(Yet another "copy and verify" question...)
I have a reasonable amount of data I want to copy between several HDDs, and I want to make absolutely sure the data is copied correctly.
My current copying approach has been fairly standard, copying then verifying (with sha256). I don't like the extra steps and time involved - 30-60 minutes to checksum is enough flow disruption that I do have to work harder making sure I haven't missed any steps and verified everything correctly.
So, I am specifically looking for a single-step copy-and-verify process.
However, I don't want to reread the copied file out of the disk cache, as that would negate the point of verification!!
I'm prepared to write my own tool for the job, if absolutely needed, but I would absolutely love to hear of someone who echoes the views here and who has already written a tool like what I'm describing.
On Linux I also know I can kill the disk cache with
echo 3 > /proc/sys/vm/drop_caches. But doing this every few kilobytes or even megabytes is absolutely certain to kill I/O performance.

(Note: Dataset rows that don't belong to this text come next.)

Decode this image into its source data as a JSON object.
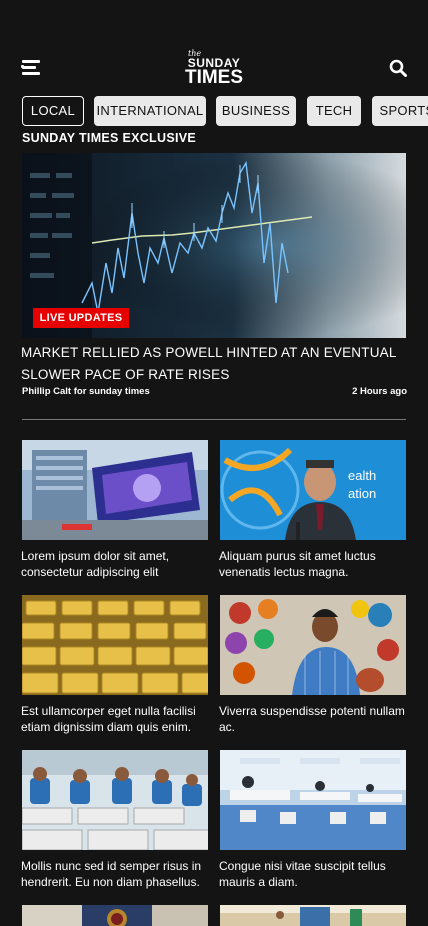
{
  "header": {
    "logo_the": "the",
    "logo_sunday": "SUNDAY",
    "logo_times": "TIMES"
  },
  "tabs": [
    {
      "label": "LOCAL",
      "active": true
    },
    {
      "label": "INTERNATIONAL",
      "active": false
    },
    {
      "label": "BUSINESS",
      "active": false
    },
    {
      "label": "TECH",
      "active": false
    },
    {
      "label": "SPORTS",
      "active": false
    }
  ],
  "featured": {
    "section_label": "SUNDAY TIMES EXCLUSIVE",
    "badge": "LIVE UPDATES",
    "title": "MARKET RELLIED AS POWELL HINTED AT AN EVENTUAL SLOWER PACE OF RATE RISES",
    "author": "Phillip Calt for sunday times",
    "time": "2 Hours ago"
  },
  "articles": [
    {
      "title": "Lorem ipsum dolor sit amet, consectetur adipiscing elit",
      "image": "bank-building-billboard"
    },
    {
      "title": "Aliquam purus sit amet luctus venenatis lectus magna.",
      "image": "who-press-conference"
    },
    {
      "title": "Est ullamcorper eget nulla facilisi etiam dignissim diam quis enim.",
      "image": "gold-bars"
    },
    {
      "title": "Viverra suspendisse potenti nullam ac.",
      "image": "mask-painter"
    },
    {
      "title": "Mollis nunc sed id semper risus in hendrerit. Eu non diam phasellus.",
      "image": "garment-factory"
    },
    {
      "title": "Congue nisi vitae suscipit tellus mauris a diam.",
      "image": "call-center-office"
    },
    {
      "title": "",
      "image": "government-emblem"
    },
    {
      "title": "",
      "image": "street-scene"
    }
  ],
  "icons": {
    "menu": "hamburger-menu-icon",
    "search": "search-icon"
  },
  "colors": {
    "background": "#141414",
    "badge": "#e60000",
    "tab_bg": "#e9e9e9"
  }
}
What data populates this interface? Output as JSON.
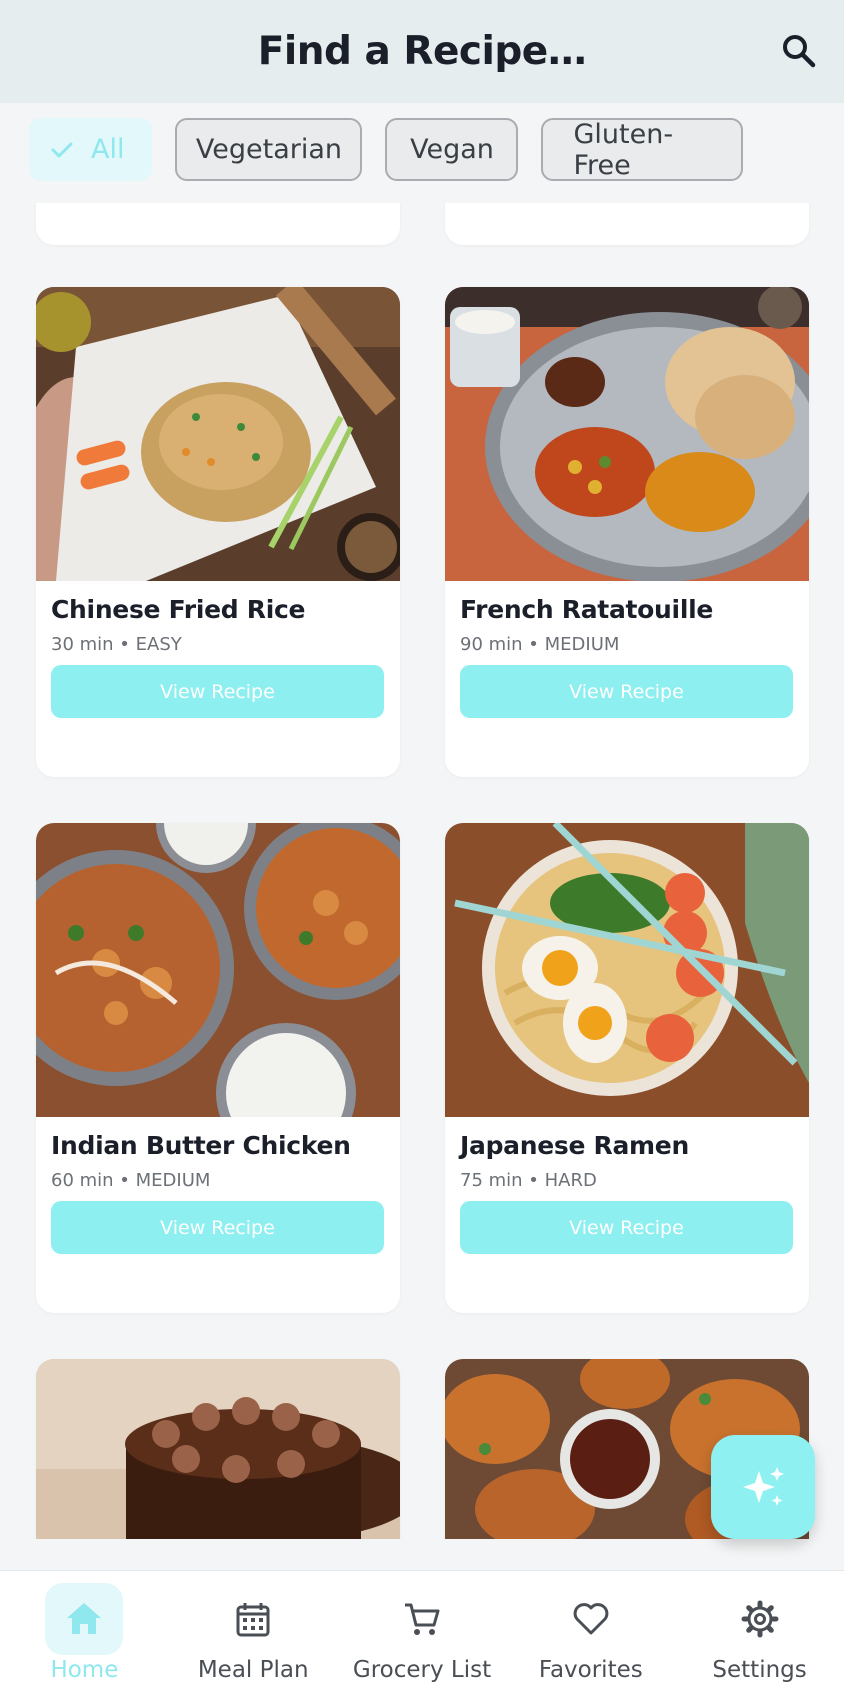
{
  "header": {
    "title": "Find a Recipe…"
  },
  "filters": [
    {
      "label": "All",
      "active": true
    },
    {
      "label": "Vegetarian",
      "active": false
    },
    {
      "label": "Vegan",
      "active": false
    },
    {
      "label": "Gluten-Free",
      "active": false
    }
  ],
  "recipes": [
    {
      "title": "Chinese Fried Rice",
      "meta": "30 min • EASY",
      "button": "View Recipe",
      "image": "fried-rice-image"
    },
    {
      "title": "French Ratatouille",
      "meta": "90 min • MEDIUM",
      "button": "View Recipe",
      "image": "thali-plate-image"
    },
    {
      "title": "Indian Butter Chicken",
      "meta": "60 min • MEDIUM",
      "button": "View Recipe",
      "image": "butter-chicken-image"
    },
    {
      "title": "Japanese Ramen",
      "meta": "75 min • HARD",
      "button": "View Recipe",
      "image": "ramen-image"
    }
  ],
  "nav": [
    {
      "label": "Home",
      "icon": "home-icon",
      "active": true
    },
    {
      "label": "Meal Plan",
      "icon": "calendar-icon",
      "active": false
    },
    {
      "label": "Grocery List",
      "icon": "cart-icon",
      "active": false
    },
    {
      "label": "Favorites",
      "icon": "heart-icon",
      "active": false
    },
    {
      "label": "Settings",
      "icon": "gear-icon",
      "active": false
    }
  ],
  "colors": {
    "accent": "#8eeff0",
    "accent_text": "#8ee8ee",
    "header_bg": "#e6edef",
    "page_bg": "#f3f5f6"
  }
}
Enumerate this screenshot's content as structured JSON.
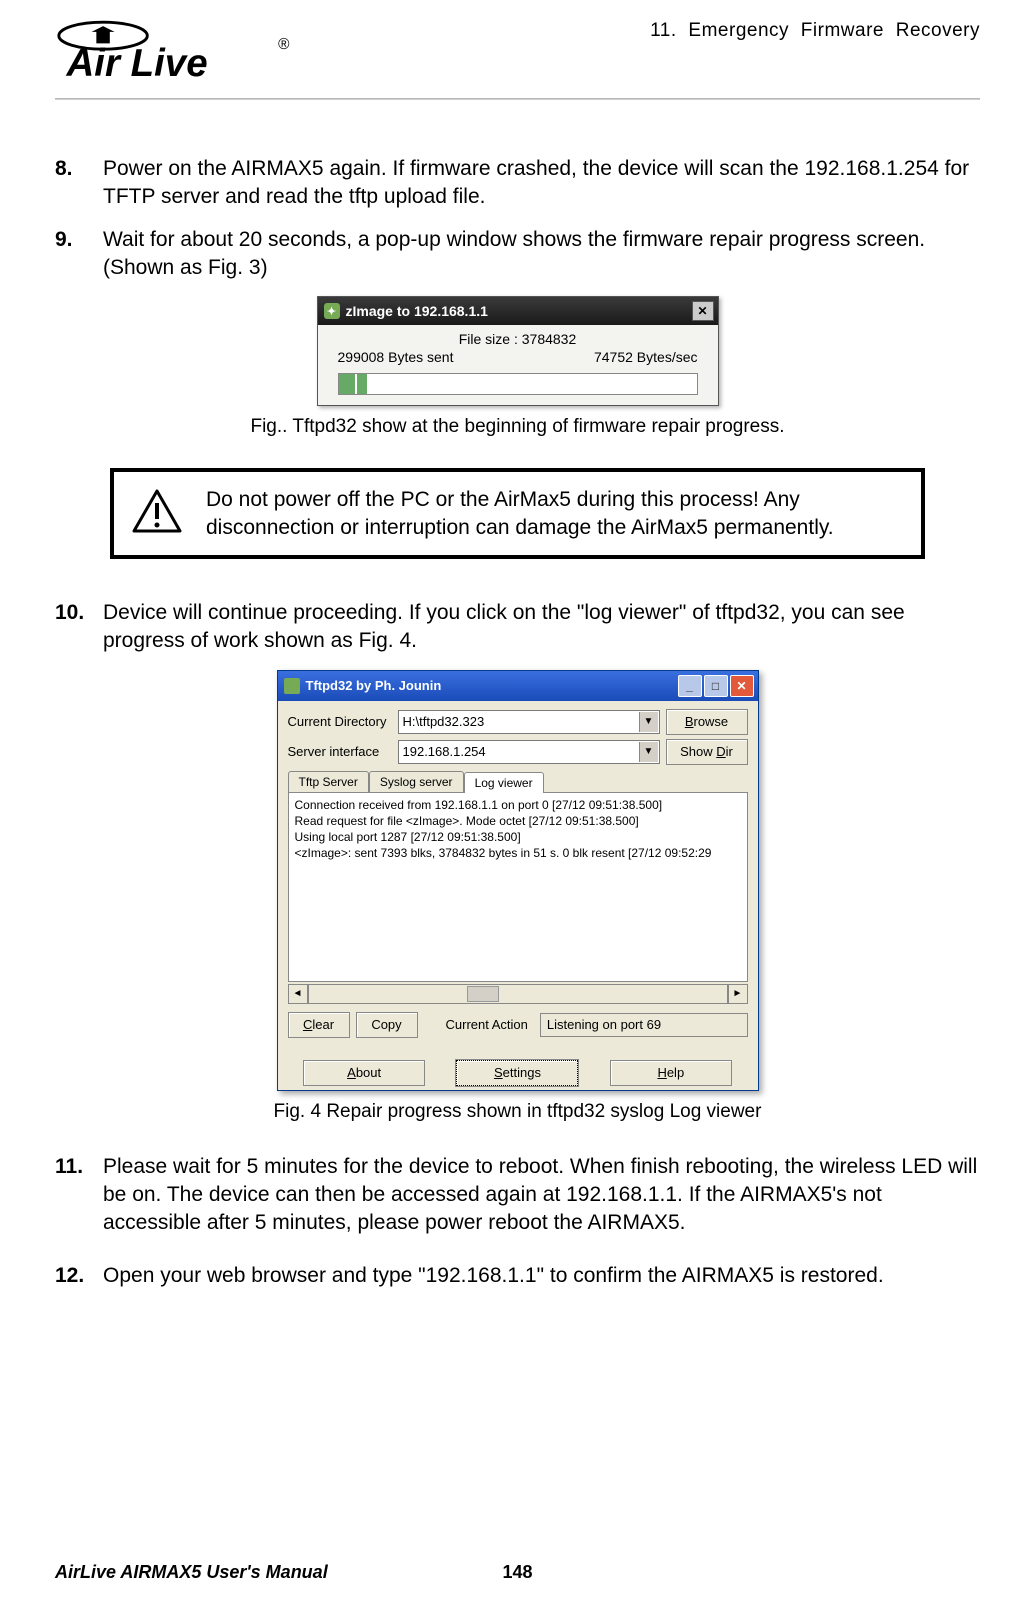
{
  "header": {
    "brand_text": "Air Live",
    "chapter": "11. Emergency Firmware Recovery"
  },
  "steps": {
    "s8": {
      "num": "8.",
      "text": "Power on the AIRMAX5 again.    If firmware crashed, the device will scan the 192.168.1.254 for TFTP server and read the tftp upload file."
    },
    "s9": {
      "num": "9.",
      "text": "Wait for about 20 seconds, a pop-up window shows the firmware repair progress screen.(Shown as Fig. 3)"
    },
    "s10": {
      "num": "10.",
      "text": "Device will continue proceeding. If you click on the \"log viewer\" of tftpd32, you can see progress of work shown as Fig. 4."
    },
    "s11": {
      "num": "11.",
      "text": "Please wait for 5 minutes for the device to reboot.    When finish rebooting, the wireless LED will be on. The device can then be accessed again at 192.168.1.1.    If the AIRMAX5's not accessible after 5 minutes, please power reboot the AIRMAX5."
    },
    "s12": {
      "num": "12.",
      "text": "Open your web browser and type \"192.168.1.1\" to confirm the AIRMAX5 is restored."
    }
  },
  "dialog1": {
    "title": "zImage to 192.168.1.1",
    "file_size": "File size : 3784832",
    "bytes_sent": "299008 Bytes sent",
    "bytes_sec": "74752 Bytes/sec"
  },
  "caption1": "Fig.. Tftpd32 show at the beginning of firmware repair progress.",
  "warning": "Do not power off the PC or the AirMax5 during this process!    Any disconnection or interruption can damage the AirMax5 permanently.",
  "dialog2": {
    "title": "Tftpd32 by Ph. Jounin",
    "cur_dir_label": "Current Directory",
    "cur_dir_value": "H:\\tftpd32.323",
    "srv_if_label": "Server interface",
    "srv_if_value": "192.168.1.254",
    "browse_btn": "Browse",
    "showdir_btn": "Show Dir",
    "tabs": {
      "t1": "Tftp Server",
      "t2": "Syslog server",
      "t3": "Log viewer"
    },
    "log": {
      "l1": "Connection received from 192.168.1.1 on port 0 [27/12 09:51:38.500]",
      "l2": "Read request for file <zImage>. Mode octet [27/12 09:51:38.500]",
      "l3": "Using local port 1287 [27/12 09:51:38.500]",
      "l4": "<zImage>: sent 7393 blks, 3784832 bytes in 51 s. 0 blk resent [27/12 09:52:29"
    },
    "clear_btn": "Clear",
    "copy_btn": "Copy",
    "ca_label": "Current Action",
    "ca_value": "Listening on port 69",
    "about_btn": "About",
    "settings_btn": "Settings",
    "help_btn": "Help"
  },
  "caption2": "Fig. 4 Repair progress shown in tftpd32 syslog Log viewer",
  "footer": {
    "manual": "AirLive AIRMAX5 User's Manual",
    "page": "148"
  }
}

This specific technique is also not generally portable, so I don't really want to file it away as my solution to this problem.

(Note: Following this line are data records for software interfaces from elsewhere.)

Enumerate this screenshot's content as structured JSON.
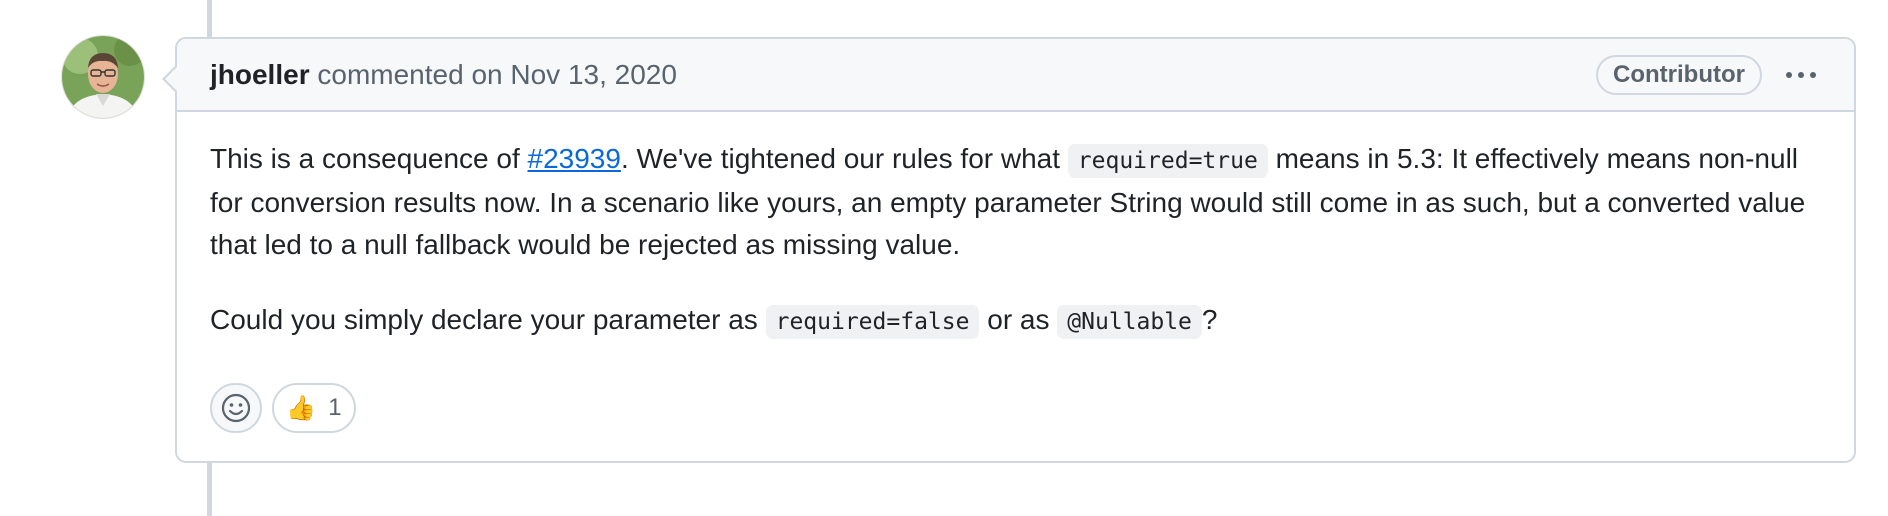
{
  "comment": {
    "author": "jhoeller",
    "action_text": " commented on ",
    "timestamp": "Nov 13, 2020",
    "role_badge": "Contributor",
    "body": {
      "p1_text_1": "This is a consequence of ",
      "p1_link": "#23939",
      "p1_text_2": ". We've tightened our rules for what ",
      "p1_code": "required=true",
      "p1_text_3": " means in 5.3: It effectively means non-null for conversion results now. In a scenario like yours, an empty parameter String would still come in as such, but a converted value that led to a null fallback would be rejected as missing value.",
      "p2_text_1": "Could you simply declare your parameter as ",
      "p2_code_1": "required=false",
      "p2_text_2": " or as ",
      "p2_code_2": "@Nullable",
      "p2_text_3": "?"
    },
    "reactions": [
      {
        "icon": "thumbs-up-icon",
        "emoji": "👍",
        "count": "1"
      }
    ]
  },
  "colors": {
    "link": "#0969da",
    "border": "#d0d7de",
    "header_bg": "#f6f8fa",
    "muted_text": "#59636e"
  }
}
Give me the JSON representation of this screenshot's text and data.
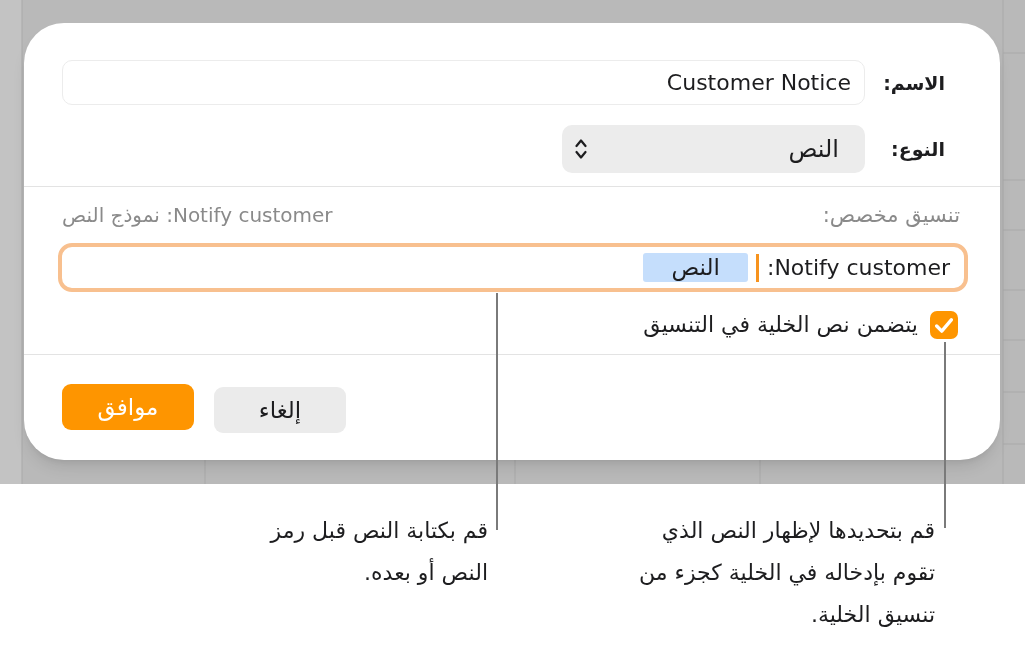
{
  "dialog": {
    "name_field": {
      "label": "الاسم:",
      "value": "Customer Notice"
    },
    "type_popup": {
      "label": "النوع:",
      "value": "النص"
    },
    "custom_format": {
      "label": "تنسيق مخصص:",
      "sample": "Notify customer: نموذج النص",
      "field": {
        "text": "Notify customer:",
        "token": "النص",
        "focused": true
      }
    },
    "include_cell_text": {
      "label": "يتضمن نص الخلية في التنسيق",
      "checked": true
    },
    "buttons": [
      {
        "label": "إلغاء",
        "kind": "secondary"
      },
      {
        "label": "موافق",
        "kind": "primary"
      }
    ]
  },
  "callouts": [
    {
      "text": "قم بتحديدها لإظهار النص الذي تقوم بإدخاله في الخلية كجزء من تنسيق الخلية."
    },
    {
      "text": "قم بكتابة النص قبل رمز النص أو بعده."
    }
  ]
}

fsync(file); fdatasync(file); fsync(dir); fdatasync(dir) is probably a good starting point (overkill is good here), but I fear it'll kill sequential streaming throughput?
My current idea is to do the read/write copy while I also have the target file open 256MB behind where the read/write is up to, so it's well outside the range of the HDD's onboard controller and cache RAM, and then sequentially read and verify from that $copypoint-256MB location.
Could I do some fancy footwork with
O_SYNC | O_DIRECT and get both acceptable speed and good guarantees that my read-back is getting data off the disk platters?
Or... is write-then-verify just the best way to deal with the very sub-optimal status quo that is "modern" operating systems, HDD controllers and good safe file I/O design? :/